Of course, AT trying to push Minix now is a complete waste. I only commented on your post because you seemed to argue about AT's failure of getting Minix to the forefront back then by referring to what Linux has now.
If AT had pushed Minix in 1992 much more, he may have succeeded.
Today, there is no question that it is an exercise in futility.
I actually read Rick Rashid's microkernel papers back in the early 90ies. From an academically standpoint, they had a lot going for them. Academics don't have to care much about performance in the real world, though. I have encountered that again and again, e.g., with Ted Nelson's Xanadu system being a compelling system in theory, but failing at scaleability.

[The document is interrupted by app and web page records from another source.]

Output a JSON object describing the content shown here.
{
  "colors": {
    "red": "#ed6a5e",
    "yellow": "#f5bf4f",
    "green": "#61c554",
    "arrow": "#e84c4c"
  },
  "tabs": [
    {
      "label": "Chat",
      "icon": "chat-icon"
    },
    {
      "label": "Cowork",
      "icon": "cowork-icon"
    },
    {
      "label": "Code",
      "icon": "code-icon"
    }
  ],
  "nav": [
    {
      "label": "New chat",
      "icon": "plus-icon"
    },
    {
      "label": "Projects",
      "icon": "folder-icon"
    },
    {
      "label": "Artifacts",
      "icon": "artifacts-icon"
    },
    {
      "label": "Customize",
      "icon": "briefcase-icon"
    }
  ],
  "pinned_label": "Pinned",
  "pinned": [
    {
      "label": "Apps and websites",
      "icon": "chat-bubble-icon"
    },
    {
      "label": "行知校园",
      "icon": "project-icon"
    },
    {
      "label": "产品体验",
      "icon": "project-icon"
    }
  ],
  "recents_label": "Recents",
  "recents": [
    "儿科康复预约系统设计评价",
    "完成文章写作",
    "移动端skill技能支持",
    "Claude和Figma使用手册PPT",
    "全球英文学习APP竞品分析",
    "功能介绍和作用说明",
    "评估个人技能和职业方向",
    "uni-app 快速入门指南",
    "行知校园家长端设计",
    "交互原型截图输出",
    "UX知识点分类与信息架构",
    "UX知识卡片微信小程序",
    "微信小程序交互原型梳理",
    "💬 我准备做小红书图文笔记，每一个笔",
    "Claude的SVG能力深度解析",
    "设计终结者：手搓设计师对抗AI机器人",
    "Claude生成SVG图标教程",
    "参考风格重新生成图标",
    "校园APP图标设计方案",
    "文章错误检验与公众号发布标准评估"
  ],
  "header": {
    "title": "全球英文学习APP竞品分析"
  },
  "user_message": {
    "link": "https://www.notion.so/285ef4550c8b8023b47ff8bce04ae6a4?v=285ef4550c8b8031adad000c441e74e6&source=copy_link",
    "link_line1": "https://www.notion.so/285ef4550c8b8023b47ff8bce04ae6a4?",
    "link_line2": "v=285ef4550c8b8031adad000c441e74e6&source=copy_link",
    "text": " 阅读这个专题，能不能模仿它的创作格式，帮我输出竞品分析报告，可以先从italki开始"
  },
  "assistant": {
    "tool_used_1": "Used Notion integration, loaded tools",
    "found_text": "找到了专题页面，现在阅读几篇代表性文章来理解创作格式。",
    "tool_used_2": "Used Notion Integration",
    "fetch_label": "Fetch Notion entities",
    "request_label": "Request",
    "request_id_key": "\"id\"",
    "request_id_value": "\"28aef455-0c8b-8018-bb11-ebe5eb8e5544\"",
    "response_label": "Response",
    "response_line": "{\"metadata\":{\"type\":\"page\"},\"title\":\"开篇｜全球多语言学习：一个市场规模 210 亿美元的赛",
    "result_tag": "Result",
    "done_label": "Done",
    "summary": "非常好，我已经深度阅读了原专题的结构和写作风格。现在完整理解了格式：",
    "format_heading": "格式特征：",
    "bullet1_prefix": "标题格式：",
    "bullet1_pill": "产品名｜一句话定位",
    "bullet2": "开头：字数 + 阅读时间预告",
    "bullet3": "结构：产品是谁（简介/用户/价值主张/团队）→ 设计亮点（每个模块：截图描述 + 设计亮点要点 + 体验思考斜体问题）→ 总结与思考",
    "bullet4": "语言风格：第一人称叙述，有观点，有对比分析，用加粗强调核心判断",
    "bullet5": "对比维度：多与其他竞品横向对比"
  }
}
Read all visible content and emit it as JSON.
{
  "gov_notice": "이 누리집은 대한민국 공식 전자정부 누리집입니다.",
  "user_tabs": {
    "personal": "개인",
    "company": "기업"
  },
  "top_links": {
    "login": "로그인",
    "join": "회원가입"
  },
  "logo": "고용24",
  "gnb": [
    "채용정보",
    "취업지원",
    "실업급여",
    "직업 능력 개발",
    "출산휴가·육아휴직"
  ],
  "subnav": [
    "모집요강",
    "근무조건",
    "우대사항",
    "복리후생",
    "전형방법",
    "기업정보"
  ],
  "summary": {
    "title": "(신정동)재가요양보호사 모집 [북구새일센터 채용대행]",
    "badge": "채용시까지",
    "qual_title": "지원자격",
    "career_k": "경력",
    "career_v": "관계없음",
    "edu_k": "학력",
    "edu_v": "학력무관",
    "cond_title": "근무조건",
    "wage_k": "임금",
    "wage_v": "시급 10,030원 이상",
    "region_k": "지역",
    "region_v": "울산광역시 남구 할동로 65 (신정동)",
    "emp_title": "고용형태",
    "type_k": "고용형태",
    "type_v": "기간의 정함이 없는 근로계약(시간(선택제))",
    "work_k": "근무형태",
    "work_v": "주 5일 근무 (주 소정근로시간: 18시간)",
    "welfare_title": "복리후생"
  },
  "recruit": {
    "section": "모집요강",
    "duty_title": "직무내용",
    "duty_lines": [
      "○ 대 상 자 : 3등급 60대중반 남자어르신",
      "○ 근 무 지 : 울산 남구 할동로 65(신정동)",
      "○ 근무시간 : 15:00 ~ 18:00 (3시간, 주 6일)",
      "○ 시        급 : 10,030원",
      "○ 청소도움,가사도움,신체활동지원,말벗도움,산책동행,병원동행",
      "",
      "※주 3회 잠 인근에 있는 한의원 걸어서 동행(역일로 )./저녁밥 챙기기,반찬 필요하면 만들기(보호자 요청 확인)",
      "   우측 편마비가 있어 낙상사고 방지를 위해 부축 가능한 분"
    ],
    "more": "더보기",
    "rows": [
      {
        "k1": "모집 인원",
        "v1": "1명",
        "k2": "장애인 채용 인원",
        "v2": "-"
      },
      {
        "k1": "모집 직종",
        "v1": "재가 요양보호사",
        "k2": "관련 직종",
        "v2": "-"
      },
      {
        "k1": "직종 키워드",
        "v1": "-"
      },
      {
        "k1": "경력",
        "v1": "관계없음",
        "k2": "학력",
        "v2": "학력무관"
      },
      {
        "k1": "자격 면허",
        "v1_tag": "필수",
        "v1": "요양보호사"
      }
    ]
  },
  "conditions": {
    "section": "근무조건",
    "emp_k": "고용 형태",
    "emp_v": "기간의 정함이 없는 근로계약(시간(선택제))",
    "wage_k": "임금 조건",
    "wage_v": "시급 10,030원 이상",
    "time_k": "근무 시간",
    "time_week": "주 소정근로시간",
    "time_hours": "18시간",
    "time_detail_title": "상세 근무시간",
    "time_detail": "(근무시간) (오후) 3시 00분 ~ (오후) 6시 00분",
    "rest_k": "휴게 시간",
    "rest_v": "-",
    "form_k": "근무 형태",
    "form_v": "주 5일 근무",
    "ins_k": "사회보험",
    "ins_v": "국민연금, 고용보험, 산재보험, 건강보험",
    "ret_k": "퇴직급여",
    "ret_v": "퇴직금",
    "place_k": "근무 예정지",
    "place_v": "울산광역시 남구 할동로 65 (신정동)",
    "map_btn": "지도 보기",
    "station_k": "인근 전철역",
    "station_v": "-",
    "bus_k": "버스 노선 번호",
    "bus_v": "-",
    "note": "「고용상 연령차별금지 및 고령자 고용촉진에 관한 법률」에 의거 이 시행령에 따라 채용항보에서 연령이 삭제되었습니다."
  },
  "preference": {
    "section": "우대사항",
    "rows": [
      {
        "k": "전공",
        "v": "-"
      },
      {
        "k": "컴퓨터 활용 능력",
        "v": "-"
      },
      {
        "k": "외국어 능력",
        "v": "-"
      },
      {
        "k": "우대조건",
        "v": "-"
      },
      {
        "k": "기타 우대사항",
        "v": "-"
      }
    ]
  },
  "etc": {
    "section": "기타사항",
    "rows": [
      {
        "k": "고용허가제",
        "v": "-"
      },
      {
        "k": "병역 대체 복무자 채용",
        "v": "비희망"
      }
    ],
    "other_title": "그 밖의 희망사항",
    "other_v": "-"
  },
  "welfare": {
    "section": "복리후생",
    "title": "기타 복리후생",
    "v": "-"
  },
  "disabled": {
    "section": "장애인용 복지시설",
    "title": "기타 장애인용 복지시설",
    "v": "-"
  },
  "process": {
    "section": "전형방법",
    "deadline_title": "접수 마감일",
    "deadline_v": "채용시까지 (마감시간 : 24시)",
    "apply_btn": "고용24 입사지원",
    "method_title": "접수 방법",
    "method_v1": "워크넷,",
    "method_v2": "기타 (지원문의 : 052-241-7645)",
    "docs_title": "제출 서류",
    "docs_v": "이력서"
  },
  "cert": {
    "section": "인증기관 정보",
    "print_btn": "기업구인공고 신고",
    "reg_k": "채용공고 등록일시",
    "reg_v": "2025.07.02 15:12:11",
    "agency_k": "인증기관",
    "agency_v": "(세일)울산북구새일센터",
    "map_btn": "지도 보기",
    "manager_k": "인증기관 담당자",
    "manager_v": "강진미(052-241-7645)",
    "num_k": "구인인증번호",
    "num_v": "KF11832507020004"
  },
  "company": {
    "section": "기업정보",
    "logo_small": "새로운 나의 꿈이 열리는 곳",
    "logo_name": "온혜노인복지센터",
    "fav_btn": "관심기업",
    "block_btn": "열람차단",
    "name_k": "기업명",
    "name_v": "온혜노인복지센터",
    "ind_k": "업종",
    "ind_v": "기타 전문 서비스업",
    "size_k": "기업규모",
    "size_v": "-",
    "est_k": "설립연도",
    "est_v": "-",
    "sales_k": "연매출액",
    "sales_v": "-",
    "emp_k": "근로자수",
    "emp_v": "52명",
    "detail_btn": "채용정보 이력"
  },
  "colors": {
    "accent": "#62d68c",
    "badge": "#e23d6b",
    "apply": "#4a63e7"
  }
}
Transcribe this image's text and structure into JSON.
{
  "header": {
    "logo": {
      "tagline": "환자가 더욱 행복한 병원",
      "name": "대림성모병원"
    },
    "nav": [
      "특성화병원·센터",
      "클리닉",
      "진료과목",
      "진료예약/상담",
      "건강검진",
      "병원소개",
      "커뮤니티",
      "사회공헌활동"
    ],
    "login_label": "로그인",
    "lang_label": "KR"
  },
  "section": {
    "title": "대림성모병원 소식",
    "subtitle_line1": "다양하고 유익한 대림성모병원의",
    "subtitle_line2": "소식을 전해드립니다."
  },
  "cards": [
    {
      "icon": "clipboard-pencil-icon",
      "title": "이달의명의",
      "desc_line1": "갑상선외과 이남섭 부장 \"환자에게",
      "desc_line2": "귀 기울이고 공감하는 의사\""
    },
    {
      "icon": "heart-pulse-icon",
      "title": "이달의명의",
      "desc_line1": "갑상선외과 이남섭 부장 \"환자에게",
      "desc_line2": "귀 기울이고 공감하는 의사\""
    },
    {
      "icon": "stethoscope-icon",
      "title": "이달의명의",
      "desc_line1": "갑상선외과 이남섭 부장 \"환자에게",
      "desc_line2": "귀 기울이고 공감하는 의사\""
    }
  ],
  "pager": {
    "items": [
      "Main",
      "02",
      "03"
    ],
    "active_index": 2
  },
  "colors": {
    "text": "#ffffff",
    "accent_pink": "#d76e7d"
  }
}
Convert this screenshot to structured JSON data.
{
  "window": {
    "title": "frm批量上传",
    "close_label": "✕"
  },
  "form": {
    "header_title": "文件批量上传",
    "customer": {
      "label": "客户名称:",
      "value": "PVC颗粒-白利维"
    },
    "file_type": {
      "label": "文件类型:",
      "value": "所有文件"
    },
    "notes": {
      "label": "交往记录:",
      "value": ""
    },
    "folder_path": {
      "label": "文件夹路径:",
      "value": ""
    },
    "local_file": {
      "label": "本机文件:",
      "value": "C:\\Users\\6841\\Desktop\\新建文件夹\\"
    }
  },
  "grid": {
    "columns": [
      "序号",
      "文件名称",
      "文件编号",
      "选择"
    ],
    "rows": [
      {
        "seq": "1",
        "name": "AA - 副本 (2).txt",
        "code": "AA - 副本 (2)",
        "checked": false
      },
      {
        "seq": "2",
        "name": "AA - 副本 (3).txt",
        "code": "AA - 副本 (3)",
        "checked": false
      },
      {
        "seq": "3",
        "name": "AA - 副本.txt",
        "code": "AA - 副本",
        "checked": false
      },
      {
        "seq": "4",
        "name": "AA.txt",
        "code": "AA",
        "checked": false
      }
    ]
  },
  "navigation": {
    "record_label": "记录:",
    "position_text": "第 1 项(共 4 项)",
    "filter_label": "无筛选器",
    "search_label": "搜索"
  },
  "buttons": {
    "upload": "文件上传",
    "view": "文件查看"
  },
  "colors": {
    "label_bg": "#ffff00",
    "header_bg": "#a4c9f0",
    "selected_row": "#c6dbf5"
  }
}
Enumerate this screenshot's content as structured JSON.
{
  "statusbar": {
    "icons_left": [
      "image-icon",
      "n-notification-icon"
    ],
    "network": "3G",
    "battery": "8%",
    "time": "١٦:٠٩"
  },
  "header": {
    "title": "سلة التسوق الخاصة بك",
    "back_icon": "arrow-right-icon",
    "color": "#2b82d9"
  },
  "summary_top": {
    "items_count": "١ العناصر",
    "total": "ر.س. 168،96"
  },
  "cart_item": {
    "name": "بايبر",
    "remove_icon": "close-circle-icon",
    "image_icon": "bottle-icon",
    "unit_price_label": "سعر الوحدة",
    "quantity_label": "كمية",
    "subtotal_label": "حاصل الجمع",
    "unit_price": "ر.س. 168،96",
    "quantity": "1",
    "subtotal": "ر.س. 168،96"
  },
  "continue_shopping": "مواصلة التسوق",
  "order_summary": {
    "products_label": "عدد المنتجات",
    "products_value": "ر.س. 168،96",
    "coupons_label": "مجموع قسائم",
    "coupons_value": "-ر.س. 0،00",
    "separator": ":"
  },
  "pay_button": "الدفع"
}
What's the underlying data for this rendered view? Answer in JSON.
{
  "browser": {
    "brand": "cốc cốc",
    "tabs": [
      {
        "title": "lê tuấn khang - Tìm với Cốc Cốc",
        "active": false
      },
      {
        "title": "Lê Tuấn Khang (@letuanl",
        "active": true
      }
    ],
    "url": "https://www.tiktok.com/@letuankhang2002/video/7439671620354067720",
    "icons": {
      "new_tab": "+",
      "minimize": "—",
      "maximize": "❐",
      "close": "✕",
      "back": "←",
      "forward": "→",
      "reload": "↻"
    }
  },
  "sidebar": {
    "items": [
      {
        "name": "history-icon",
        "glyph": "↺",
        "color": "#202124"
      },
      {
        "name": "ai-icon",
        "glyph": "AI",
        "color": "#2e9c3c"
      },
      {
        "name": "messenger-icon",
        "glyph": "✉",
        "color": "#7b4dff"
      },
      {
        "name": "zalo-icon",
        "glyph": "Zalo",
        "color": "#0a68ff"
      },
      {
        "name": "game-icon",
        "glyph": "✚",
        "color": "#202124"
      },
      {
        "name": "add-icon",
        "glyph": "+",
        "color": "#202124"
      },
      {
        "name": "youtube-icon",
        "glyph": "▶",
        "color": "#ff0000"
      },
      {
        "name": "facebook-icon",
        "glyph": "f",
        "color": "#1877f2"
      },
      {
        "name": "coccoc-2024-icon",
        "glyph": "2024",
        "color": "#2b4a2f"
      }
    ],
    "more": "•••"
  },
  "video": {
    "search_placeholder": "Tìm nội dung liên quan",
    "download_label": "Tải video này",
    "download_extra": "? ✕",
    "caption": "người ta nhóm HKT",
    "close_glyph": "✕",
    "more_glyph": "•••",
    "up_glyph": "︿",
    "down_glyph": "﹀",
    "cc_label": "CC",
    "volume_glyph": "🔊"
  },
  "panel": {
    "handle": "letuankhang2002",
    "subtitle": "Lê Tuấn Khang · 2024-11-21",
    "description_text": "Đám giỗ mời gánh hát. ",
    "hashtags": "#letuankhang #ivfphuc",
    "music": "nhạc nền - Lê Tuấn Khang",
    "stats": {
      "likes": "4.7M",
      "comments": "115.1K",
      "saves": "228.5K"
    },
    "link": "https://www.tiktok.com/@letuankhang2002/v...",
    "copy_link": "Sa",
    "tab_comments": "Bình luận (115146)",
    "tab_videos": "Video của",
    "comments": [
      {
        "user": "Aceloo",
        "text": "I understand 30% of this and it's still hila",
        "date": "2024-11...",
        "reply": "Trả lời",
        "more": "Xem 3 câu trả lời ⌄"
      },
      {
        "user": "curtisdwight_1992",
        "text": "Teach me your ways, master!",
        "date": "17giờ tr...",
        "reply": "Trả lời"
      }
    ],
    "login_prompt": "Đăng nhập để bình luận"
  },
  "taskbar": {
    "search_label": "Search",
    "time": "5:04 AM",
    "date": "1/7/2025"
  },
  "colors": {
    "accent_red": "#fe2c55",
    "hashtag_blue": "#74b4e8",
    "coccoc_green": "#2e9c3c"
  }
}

There is a reason why http succeeded (thank you TBL and Roy Fielding) and Xanadu is a foot-note in history (having met Ted Nelson, his influence of course was very important, but Xanadu was never going to work.)
Coming back to AT, he is an academic, and it is obvious that he doesn't understand the embedded systems space. I don't expect Minix to get any foothold in the embedded space.
On the other hand, I am sure all the embedded vendors using Linux who "neglect" to provide the sources as required by the GPL (or who would like to restrict access, see the recent AVM case in Germany, covered by LWN here: https://lwn.net/Articles/466710/) would love to have an alternative as cheap (i.e., free) as Linux. There just isn't any...